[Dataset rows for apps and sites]
↓

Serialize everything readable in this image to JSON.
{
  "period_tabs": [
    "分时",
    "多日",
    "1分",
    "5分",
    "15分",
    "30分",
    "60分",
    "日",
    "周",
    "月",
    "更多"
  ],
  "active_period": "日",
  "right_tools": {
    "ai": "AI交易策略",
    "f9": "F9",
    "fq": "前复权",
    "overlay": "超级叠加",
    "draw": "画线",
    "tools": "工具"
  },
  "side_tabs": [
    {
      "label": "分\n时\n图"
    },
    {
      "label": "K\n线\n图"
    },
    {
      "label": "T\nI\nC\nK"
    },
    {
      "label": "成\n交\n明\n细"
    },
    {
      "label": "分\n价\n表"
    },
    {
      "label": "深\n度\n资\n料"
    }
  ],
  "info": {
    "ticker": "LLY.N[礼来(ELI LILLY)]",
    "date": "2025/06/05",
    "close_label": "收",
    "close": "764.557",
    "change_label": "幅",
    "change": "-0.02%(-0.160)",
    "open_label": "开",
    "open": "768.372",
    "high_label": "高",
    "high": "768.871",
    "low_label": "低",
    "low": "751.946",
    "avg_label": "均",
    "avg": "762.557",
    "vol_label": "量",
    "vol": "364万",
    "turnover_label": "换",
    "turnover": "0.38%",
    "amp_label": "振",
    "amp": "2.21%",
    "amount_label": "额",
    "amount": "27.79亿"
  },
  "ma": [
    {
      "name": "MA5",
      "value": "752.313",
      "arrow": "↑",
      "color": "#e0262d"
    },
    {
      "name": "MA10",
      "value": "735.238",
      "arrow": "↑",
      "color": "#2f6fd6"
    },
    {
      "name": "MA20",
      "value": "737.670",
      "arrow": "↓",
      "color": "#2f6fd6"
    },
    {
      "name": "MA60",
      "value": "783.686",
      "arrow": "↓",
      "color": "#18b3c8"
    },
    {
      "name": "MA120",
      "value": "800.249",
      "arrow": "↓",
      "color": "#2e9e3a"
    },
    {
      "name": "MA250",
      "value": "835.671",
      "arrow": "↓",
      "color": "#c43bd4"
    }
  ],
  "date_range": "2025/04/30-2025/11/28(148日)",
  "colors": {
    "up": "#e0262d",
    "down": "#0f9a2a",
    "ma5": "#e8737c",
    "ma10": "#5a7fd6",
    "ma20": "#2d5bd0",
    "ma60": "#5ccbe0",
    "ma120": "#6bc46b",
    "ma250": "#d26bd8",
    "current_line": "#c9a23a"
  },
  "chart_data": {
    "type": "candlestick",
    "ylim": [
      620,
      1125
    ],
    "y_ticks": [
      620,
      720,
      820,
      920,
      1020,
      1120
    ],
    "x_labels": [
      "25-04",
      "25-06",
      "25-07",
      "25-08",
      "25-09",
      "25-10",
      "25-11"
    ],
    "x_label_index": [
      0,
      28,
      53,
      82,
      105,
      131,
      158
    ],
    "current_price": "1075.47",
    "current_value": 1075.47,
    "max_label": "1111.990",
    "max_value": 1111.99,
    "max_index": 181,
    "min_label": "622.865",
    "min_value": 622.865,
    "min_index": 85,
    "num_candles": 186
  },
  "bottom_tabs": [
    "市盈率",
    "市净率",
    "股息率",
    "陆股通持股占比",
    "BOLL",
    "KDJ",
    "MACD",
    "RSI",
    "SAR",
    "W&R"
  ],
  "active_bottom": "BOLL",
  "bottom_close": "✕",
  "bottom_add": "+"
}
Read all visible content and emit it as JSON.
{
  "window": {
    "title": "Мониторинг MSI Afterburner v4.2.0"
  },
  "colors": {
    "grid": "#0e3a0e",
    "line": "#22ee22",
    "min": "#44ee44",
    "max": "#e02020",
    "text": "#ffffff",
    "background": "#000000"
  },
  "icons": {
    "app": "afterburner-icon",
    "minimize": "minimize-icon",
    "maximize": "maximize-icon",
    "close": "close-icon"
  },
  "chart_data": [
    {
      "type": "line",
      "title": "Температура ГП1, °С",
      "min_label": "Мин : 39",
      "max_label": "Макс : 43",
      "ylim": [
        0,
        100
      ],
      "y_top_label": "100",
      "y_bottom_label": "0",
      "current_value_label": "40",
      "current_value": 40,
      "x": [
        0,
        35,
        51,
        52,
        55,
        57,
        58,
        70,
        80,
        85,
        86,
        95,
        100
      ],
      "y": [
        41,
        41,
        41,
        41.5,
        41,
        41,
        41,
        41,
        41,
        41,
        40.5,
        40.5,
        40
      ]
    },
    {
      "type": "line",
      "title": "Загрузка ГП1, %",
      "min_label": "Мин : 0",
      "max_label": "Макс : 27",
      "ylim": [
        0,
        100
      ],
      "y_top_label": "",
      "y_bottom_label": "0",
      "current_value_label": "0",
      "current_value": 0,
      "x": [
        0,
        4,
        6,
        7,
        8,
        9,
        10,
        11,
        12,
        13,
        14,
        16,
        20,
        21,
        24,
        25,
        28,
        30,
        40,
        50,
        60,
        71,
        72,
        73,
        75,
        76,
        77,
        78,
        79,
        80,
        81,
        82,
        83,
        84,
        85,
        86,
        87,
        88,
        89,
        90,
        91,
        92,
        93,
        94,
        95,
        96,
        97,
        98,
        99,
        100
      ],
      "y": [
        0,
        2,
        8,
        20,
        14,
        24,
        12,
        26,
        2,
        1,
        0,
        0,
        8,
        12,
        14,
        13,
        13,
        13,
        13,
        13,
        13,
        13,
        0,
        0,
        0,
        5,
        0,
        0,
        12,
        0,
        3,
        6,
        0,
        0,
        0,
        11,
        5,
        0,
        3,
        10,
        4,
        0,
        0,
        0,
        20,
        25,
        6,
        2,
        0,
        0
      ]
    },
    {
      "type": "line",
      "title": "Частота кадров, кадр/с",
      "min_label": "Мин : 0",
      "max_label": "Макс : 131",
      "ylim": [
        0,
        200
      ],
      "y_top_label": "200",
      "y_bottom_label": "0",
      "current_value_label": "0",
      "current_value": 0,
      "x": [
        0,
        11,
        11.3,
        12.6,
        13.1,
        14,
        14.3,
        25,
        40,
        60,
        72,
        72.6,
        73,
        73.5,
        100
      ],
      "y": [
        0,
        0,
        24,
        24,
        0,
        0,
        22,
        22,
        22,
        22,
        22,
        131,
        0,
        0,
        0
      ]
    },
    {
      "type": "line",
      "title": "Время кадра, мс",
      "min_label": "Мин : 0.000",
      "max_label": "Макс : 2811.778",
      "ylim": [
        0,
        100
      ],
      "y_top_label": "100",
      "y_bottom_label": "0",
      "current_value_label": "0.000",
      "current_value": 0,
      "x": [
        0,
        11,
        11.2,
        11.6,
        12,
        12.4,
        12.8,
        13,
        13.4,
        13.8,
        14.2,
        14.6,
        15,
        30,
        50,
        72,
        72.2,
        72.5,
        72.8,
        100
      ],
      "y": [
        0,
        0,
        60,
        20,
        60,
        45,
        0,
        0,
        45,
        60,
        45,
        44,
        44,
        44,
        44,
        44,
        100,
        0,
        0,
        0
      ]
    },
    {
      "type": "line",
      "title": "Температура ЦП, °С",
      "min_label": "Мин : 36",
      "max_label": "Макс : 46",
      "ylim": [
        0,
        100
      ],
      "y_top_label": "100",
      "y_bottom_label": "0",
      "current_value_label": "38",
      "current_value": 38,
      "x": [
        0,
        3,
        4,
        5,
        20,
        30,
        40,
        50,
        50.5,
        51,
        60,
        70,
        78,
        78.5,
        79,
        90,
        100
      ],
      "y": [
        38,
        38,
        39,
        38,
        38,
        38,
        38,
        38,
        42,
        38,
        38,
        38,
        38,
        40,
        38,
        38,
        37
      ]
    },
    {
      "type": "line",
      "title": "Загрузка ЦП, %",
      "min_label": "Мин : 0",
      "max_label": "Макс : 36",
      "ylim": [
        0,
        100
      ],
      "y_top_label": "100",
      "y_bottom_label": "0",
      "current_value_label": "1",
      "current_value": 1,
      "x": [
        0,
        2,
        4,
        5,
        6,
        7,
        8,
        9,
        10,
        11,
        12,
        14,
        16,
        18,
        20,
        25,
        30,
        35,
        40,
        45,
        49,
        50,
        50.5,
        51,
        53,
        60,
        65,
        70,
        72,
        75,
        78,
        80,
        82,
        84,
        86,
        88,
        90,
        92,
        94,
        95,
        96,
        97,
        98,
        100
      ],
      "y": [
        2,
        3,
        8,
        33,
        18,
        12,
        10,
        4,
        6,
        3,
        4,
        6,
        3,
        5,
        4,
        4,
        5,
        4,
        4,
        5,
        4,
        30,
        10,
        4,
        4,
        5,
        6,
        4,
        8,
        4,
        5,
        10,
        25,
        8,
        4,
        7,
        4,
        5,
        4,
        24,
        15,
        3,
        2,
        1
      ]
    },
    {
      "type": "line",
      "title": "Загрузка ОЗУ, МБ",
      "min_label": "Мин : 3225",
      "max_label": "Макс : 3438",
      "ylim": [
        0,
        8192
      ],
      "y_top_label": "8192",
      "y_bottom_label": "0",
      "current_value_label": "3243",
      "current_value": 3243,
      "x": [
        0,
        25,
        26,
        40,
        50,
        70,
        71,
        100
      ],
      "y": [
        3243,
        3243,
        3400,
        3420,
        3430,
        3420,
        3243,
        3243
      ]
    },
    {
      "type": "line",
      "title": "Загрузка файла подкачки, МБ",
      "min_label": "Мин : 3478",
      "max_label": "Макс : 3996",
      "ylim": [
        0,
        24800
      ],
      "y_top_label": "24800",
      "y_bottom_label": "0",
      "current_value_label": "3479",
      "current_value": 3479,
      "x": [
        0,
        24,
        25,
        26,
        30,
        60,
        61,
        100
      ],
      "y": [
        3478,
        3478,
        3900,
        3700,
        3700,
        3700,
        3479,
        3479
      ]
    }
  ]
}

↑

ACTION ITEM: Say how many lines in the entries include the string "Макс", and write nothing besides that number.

TASK OUTPUT: 8